BEGIN DATA TO USE

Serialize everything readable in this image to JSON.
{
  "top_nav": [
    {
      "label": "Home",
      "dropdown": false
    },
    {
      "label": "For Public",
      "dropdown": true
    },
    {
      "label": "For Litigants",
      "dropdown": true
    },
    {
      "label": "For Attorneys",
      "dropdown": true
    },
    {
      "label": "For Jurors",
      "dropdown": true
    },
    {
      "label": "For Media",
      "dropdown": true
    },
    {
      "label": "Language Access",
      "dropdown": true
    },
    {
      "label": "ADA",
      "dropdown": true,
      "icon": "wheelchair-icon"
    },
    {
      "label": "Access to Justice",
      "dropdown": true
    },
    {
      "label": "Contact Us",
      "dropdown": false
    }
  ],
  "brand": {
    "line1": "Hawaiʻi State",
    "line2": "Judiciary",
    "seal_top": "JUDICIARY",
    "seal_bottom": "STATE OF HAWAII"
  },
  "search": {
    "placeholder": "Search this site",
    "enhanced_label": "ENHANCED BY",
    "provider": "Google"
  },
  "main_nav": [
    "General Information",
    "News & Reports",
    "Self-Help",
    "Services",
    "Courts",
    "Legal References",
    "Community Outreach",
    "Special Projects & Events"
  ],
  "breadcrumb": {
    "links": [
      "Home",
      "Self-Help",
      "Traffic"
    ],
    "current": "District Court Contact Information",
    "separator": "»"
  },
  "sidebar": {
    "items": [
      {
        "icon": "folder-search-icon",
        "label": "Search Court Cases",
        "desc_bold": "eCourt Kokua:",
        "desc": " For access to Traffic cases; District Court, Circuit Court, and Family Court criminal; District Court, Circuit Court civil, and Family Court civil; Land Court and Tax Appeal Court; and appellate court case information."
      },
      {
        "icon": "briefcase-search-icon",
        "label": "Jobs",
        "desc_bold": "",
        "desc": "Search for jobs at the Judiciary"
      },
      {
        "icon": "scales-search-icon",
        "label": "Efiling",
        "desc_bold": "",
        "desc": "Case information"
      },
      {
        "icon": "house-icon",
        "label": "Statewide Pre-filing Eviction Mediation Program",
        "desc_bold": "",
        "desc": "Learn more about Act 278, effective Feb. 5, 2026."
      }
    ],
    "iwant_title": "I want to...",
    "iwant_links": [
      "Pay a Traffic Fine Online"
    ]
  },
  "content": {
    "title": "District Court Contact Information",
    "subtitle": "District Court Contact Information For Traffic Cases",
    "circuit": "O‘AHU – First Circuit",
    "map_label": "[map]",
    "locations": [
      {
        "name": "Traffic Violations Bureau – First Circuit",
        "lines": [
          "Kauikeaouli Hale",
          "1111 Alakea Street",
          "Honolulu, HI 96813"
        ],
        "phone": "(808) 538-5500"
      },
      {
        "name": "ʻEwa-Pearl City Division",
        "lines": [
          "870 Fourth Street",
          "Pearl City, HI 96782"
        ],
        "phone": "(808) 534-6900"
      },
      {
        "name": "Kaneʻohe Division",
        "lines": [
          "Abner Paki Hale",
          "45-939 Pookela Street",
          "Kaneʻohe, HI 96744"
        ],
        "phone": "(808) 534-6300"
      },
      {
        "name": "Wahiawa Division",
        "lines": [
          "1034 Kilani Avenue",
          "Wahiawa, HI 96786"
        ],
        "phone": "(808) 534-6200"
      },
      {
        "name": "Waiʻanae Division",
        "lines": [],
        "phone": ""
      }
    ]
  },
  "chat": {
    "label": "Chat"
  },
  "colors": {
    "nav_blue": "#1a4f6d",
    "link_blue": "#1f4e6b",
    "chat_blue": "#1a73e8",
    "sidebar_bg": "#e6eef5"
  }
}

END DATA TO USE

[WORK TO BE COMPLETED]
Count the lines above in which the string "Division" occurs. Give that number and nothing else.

[ANSWER TO THE EXERCISE]
4